| Exercise objective |
Word for word, repeat all of the entries.

(Beginning of Record set)

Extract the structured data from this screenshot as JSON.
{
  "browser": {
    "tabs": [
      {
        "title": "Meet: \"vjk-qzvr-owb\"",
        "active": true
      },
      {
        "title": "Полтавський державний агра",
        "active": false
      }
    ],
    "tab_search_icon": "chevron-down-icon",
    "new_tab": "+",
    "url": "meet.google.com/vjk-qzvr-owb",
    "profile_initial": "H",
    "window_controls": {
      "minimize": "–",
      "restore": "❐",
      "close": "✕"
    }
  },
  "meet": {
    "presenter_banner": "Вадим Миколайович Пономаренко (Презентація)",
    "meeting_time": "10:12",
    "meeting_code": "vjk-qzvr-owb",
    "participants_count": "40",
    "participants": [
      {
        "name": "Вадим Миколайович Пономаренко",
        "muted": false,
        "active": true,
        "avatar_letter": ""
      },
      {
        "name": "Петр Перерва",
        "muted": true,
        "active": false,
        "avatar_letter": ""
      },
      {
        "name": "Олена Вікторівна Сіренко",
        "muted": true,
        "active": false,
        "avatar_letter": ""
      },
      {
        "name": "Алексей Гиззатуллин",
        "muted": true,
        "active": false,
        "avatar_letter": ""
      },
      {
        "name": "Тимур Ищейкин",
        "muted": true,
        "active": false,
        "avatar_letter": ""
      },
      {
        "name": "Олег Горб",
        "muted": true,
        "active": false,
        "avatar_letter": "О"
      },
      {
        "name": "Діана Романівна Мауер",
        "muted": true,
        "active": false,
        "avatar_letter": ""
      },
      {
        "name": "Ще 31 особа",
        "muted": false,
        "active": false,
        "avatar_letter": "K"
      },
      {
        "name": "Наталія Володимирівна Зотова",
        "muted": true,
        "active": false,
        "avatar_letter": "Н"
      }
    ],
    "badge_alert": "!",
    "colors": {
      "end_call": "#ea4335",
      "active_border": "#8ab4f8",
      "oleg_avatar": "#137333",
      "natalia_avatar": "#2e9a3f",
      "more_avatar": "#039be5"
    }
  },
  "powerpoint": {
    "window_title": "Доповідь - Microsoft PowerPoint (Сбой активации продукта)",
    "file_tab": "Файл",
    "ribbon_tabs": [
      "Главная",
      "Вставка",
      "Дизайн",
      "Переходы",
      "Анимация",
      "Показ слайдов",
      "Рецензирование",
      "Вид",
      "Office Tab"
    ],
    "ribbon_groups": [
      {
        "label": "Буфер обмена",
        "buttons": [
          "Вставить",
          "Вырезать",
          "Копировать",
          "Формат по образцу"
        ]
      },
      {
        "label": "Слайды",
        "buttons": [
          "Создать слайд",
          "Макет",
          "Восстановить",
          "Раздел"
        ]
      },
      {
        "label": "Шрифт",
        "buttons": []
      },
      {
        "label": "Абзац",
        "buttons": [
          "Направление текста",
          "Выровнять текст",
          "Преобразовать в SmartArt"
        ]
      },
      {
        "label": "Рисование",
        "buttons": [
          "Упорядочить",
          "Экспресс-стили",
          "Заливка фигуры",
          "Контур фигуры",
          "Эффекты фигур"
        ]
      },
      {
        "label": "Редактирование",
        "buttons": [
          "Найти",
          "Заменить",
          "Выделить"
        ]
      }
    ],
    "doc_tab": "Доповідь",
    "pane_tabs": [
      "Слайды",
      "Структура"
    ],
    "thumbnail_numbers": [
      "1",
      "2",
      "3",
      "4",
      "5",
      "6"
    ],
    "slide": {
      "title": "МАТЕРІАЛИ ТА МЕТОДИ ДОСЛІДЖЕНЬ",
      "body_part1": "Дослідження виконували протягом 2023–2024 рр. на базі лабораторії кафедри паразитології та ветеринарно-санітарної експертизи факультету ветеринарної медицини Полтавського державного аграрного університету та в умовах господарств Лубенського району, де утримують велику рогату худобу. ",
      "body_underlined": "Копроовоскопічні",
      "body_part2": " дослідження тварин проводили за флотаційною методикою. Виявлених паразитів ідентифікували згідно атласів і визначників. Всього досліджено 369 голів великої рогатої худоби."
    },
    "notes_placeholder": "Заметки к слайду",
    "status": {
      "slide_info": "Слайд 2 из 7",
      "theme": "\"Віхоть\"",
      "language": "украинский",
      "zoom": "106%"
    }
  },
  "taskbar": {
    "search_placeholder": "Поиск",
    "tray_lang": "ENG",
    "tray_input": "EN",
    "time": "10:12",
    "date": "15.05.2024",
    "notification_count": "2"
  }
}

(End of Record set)

| Result of this exercise |
Extract the structured data from this screenshot as JSON.
{
  "browser": {
    "tabs": [
      {
        "title": "Meet: \"vjk-qzvr-owb\"",
        "active": true
      },
      {
        "title": "Полтавський державний агра",
        "active": false
      }
    ],
    "tab_search_icon": "chevron-down-icon",
    "new_tab": "+",
    "url": "meet.google.com/vjk-qzvr-owb",
    "profile_initial": "H",
    "window_controls": {
      "minimize": "–",
      "restore": "❐",
      "close": "✕"
    }
  },
  "meet": {
    "presenter_banner": "Вадим Миколайович Пономаренко (Презентація)",
    "meeting_time": "10:12",
    "meeting_code": "vjk-qzvr-owb",
    "participants_count": "40",
    "participants": [
      {
        "name": "Вадим Миколайович Пономаренко",
        "muted": false,
        "active": true,
        "avatar_letter": ""
      },
      {
        "name": "Петр Перерва",
        "muted": true,
        "active": false,
        "avatar_letter": ""
      },
      {
        "name": "Олена Вікторівна Сіренко",
        "muted": true,
        "active": false,
        "avatar_letter": ""
      },
      {
        "name": "Алексей Гиззатуллин",
        "muted": true,
        "active": false,
        "avatar_letter": ""
      },
      {
        "name": "Тимур Ищейкин",
        "muted": true,
        "active": false,
        "avatar_letter": ""
      },
      {
        "name": "Олег Горб",
        "muted": true,
        "active": false,
        "avatar_letter": "О"
      },
      {
        "name": "Діана Романівна Мауер",
        "muted": true,
        "active": false,
        "avatar_letter": ""
      },
      {
        "name": "Ще 31 особа",
        "muted": false,
        "active": false,
        "avatar_letter": "K"
      },
      {
        "name": "Наталія Володимирівна Зотова",
        "muted": true,
        "active": false,
        "avatar_letter": "Н"
      }
    ],
    "badge_alert": "!",
    "colors": {
      "end_call": "#ea4335",
      "active_border": "#8ab4f8",
      "oleg_avatar": "#137333",
      "natalia_avatar": "#2e9a3f",
      "more_avatar": "#039be5"
    }
  },
  "powerpoint": {
    "window_title": "Доповідь - Microsoft PowerPoint (Сбой активации продукта)",
    "file_tab": "Файл",
    "ribbon_tabs": [
      "Главная",
      "Вставка",
      "Дизайн",
      "Переходы",
      "Анимация",
      "Показ слайдов",
      "Рецензирование",
      "Вид",
      "Office Tab"
    ],
    "ribbon_groups": [
      {
        "label": "Буфер обмена",
        "buttons": [
          "Вставить",
          "Вырезать",
          "Копировать",
          "Формат по образцу"
        ]
      },
      {
        "label": "Слайды",
        "buttons": [
          "Создать слайд",
          "Макет",
          "Восстановить",
          "Раздел"
        ]
      },
      {
        "label": "Шрифт",
        "buttons": []
      },
      {
        "label": "Абзац",
        "buttons": [
          "Направление текста",
          "Выровнять текст",
          "Преобразовать в SmartArt"
        ]
      },
      {
        "label": "Рисование",
        "buttons": [
          "Упорядочить",
          "Экспресс-стили",
          "Заливка фигуры",
          "Контур фигуры",
          "Эффекты фигур"
        ]
      },
      {
        "label": "Редактирование",
        "buttons": [
          "Найти",
          "Заменить",
          "Выделить"
        ]
      }
    ],
    "doc_tab": "Доповідь",
    "pane_tabs": [
      "Слайды",
      "Структура"
    ],
    "thumbnail_numbers": [
      "1",
      "2",
      "3",
      "4",
      "5",
      "6"
    ],
    "slide": {
      "title": "МАТЕРІАЛИ ТА МЕТОДИ ДОСЛІДЖЕНЬ",
      "body_part1": "Дослідження виконували протягом 2023–2024 рр. на базі лабораторії кафедри паразитології та ветеринарно-санітарної експертизи факультету ветеринарної медицини Полтавського державного аграрного університету та в умовах господарств Лубенського району, де утримують велику рогату худобу. ",
      "body_underlined": "Копроовоскопічні",
      "body_part2": " дослідження тварин проводили за флотаційною методикою. Виявлених паразитів ідентифікували згідно атласів і визначників. Всього досліджено 369 голів великої рогатої худоби."
    },
    "notes_placeholder": "Заметки к слайду",
    "status": {
      "slide_info": "Слайд 2 из 7",
      "theme": "\"Віхоть\"",
      "language": "украинский",
      "zoom": "106%"
    }
  },
  "taskbar": {
    "search_placeholder": "Поиск",
    "tray_lang": "ENG",
    "tray_input": "EN",
    "time": "10:12",
    "date": "15.05.2024",
    "notification_count": "2"
  }
}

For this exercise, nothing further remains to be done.